WHITE SULPHUR SPRINGS - All I want for the Fourth of July is for Phil Mickelson to make the stinkin' cut.
Really, Lefty, do you have to string us along? For the last two summers, we have waited for you to contend at the Greenbrier Classic, the young tournament in our little corner of the golf world, to perhaps knock heads with Webb Simpson or some young gun on Sunday.
Instead, you've flirted merely with making the cut. In 2011, you had a 19-foot birdie try on the 18th to stick around - and you didn't just miss, you three-putted. In 2012, you missed by three shots.
All half-joking aside, it was exhilarating to see Mickelson commit to taking on the Old White TPC again four weeks hence. It was also relieving: The lack of big-name announcements was starting to make me nervous.
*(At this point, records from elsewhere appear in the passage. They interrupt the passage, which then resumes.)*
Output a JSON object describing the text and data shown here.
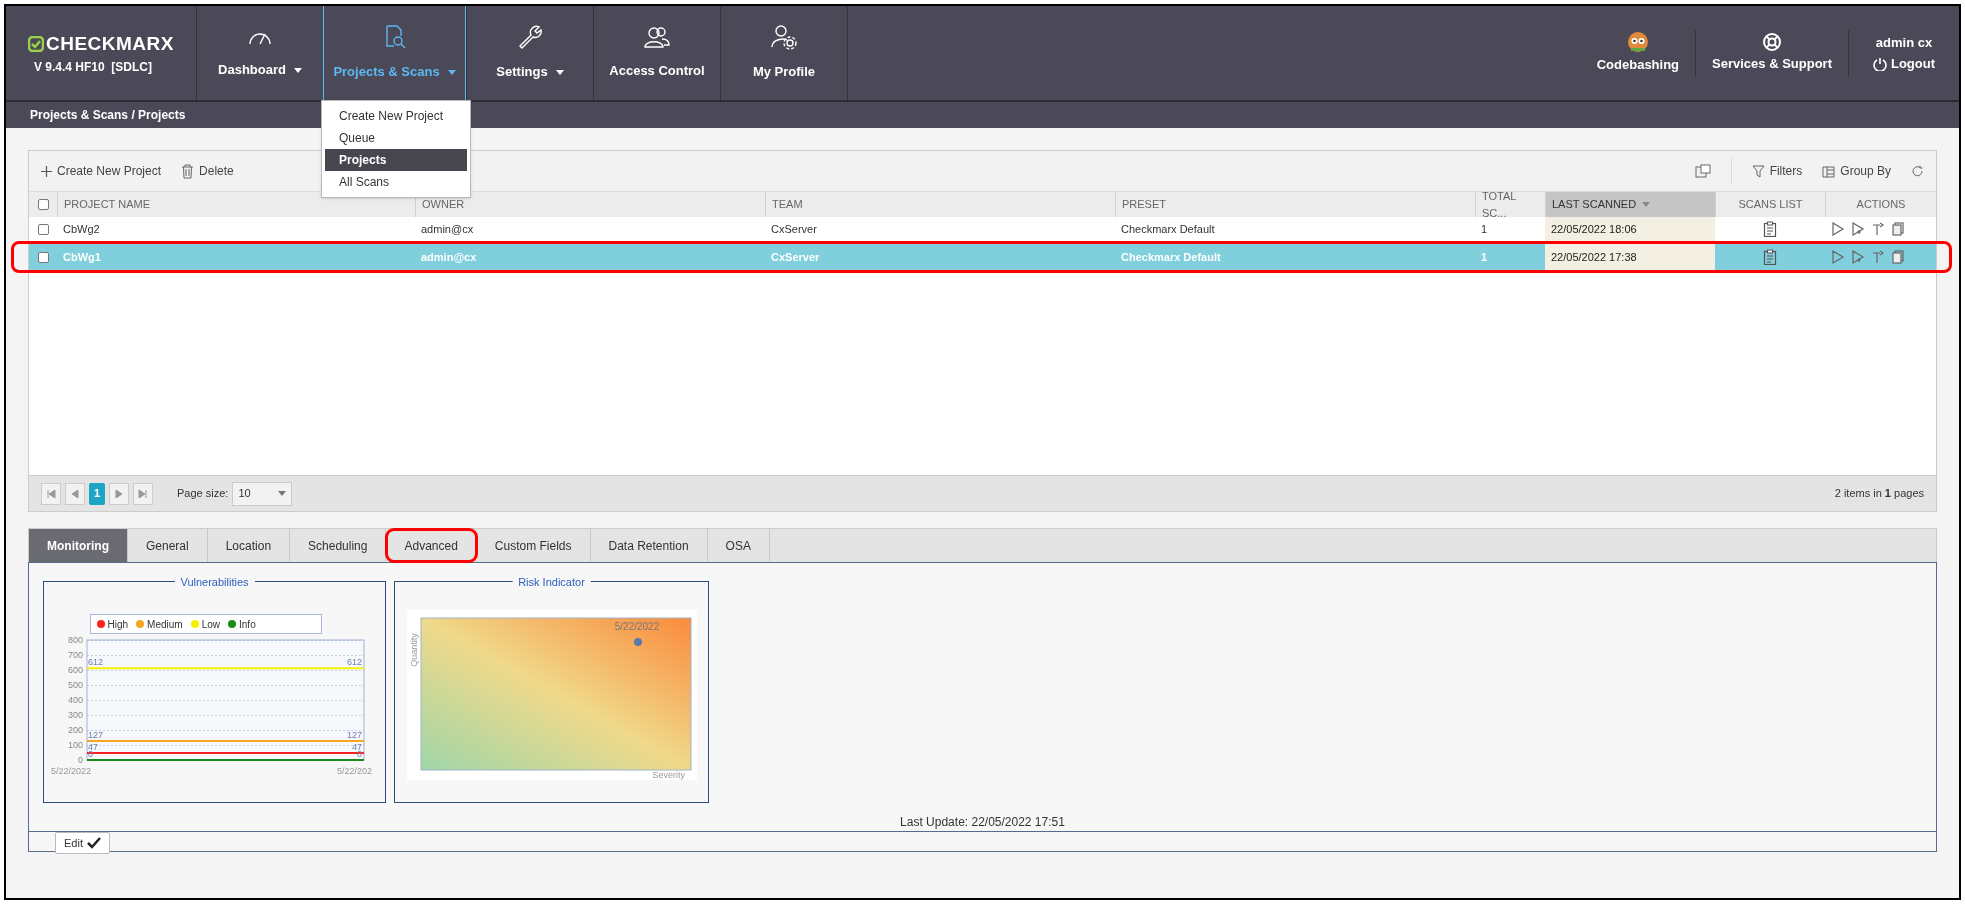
{
  "header": {
    "logo": "CHECKMARX",
    "version": "V 9.4.4 HF10  [SDLC]",
    "nav": [
      {
        "label": "Dashboard",
        "dropdown": true,
        "selected": false
      },
      {
        "label": "Projects & Scans",
        "dropdown": true,
        "selected": true
      },
      {
        "label": "Settings",
        "dropdown": true,
        "selected": false
      },
      {
        "label": "Access Control",
        "dropdown": false,
        "selected": false
      },
      {
        "label": "My Profile",
        "dropdown": false,
        "selected": false
      }
    ],
    "right": [
      {
        "label": "Codebashing"
      },
      {
        "label": "Services & Support"
      }
    ],
    "user": "admin cx",
    "logout": "Logout"
  },
  "menu": [
    {
      "label": "Create New Project",
      "selected": false
    },
    {
      "label": "Queue",
      "selected": false
    },
    {
      "label": "Projects",
      "selected": true
    },
    {
      "label": "All Scans",
      "selected": false
    }
  ],
  "breadcrumb": "Projects & Scans / Projects",
  "toolbar": {
    "create": "Create New Project",
    "delete": "Delete",
    "filters": "Filters",
    "group_by": "Group By"
  },
  "table": {
    "all_checked": false,
    "columns": [
      {
        "label": "PROJECT NAME",
        "sorted": false
      },
      {
        "label": "OWNER",
        "sorted": false
      },
      {
        "label": "TEAM",
        "sorted": false
      },
      {
        "label": "PRESET",
        "sorted": false
      },
      {
        "label": "TOTAL SC...",
        "sorted": false
      },
      {
        "label": "LAST SCANNED",
        "sorted": true
      },
      {
        "label": "SCANS LIST",
        "sorted": false
      },
      {
        "label": "ACTIONS",
        "sorted": false
      }
    ],
    "rows": [
      {
        "name": "CbWg2",
        "owner": "admin@cx",
        "team": "CxServer",
        "preset": "Checkmarx Default",
        "total": "1",
        "last_scanned": "22/05/2022 18:06",
        "checked": false,
        "selected": false,
        "annotated": false
      },
      {
        "name": "CbWg1",
        "owner": "admin@cx",
        "team": "CxServer",
        "preset": "Checkmarx Default",
        "total": "1",
        "last_scanned": "22/05/2022 17:38",
        "checked": false,
        "selected": true,
        "annotated": true
      }
    ]
  },
  "pager": {
    "pages": [
      {
        "label": "1",
        "selected": true
      }
    ],
    "page_size_label": "Page size:",
    "page_size": "10",
    "summary": "2 items in **1** pages"
  },
  "tabs": [
    {
      "label": "Monitoring",
      "selected": true,
      "annotated": false
    },
    {
      "label": "General",
      "selected": false,
      "annotated": false
    },
    {
      "label": "Location",
      "selected": false,
      "annotated": false
    },
    {
      "label": "Scheduling",
      "selected": false,
      "annotated": false
    },
    {
      "label": "Advanced",
      "selected": false,
      "annotated": true
    },
    {
      "label": "Custom Fields",
      "selected": false,
      "annotated": false
    },
    {
      "label": "Data Retention",
      "selected": false,
      "annotated": false
    },
    {
      "label": "OSA",
      "selected": false,
      "annotated": false
    }
  ],
  "monitoring": {
    "vulnerabilities": {
      "title": "Vulnerabilities",
      "chart_data": {
        "type": "line",
        "legend": "top",
        "categories": [
          "5/22/2022",
          "5/22/202"
        ],
        "ylim": [
          0,
          800
        ],
        "yticks": [
          0,
          100,
          200,
          300,
          400,
          500,
          600,
          700,
          800
        ],
        "data_labels": true,
        "series": [
          {
            "name": "High",
            "color": "#ff2020",
            "values": [
              47,
              47
            ]
          },
          {
            "name": "Medium",
            "color": "#f5a623",
            "values": [
              127,
              127
            ]
          },
          {
            "name": "Low",
            "color": "#f2f200",
            "values": [
              612,
              612
            ]
          },
          {
            "name": "Info",
            "color": "#1a8a1a",
            "values": [
              0,
              0
            ]
          }
        ]
      }
    },
    "risk": {
      "title": "Risk Indicator",
      "point_label": "5/22/2022",
      "ylabel": "Quantity",
      "xlabel": "Severity"
    },
    "last_update": "Last Update: 22/05/2022 17:51",
    "edit": "Edit"
  }
}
Mickelson can still play. Since missing the cut at the Greenbrier Classic and the British Open in a three-week stretch last year, he has climbed back into the top 10 in the world rankings.
How did he pull that off?
That started with a run through the FedExCup playoffs to the Tour Championship, which essentially crowns the Tour's top 30 players. He tied for second in the World Golf Championships event in China and started 2013 with a win at the Phoenix Open, where he has hero status from his college days. That was his 41st win all-time.
Since then, he has had two third-place finishes and another 16th. He has missed two cuts, however, including his last start, The Players Championship in early May. After three weeks off - he even took a pass on the Memorial - he'll be back at it this week in Memphis.
Then he'll play the U.S. Open in Merion. If he repeats his schedule of 2012, he'll take two weeks off before coming to the Classic.
And he'll make it a classic, one way or another.
For one thing, he refuses to be boring on the course. He's a daring sort, and doesn't mind attempting a crazy shot when put in adverse conditions. He's usually great with the fans, both on and off the course.
But his best quality will be drawing a few other top players to the field, which is what he did best in 2011. In 2012, he was upstaged a bit by Tiger Woods, which is to be expected.
I don't think we'll see Woods here this time around, though resort owner Jim Justice reports that "he hasn't said no." Matt Kuchar, the 2010 Classic participant who has climbed to fourth in the world, is not coming - he took a sponsor's exemption into the French Open the same week.
Steve Stricker, who came last year, is playing a scaled-back schedule, which I guarantee will include his favored John Deere Classic. That's a week after the Greenbrier, in the Quad Cities. Scratch him.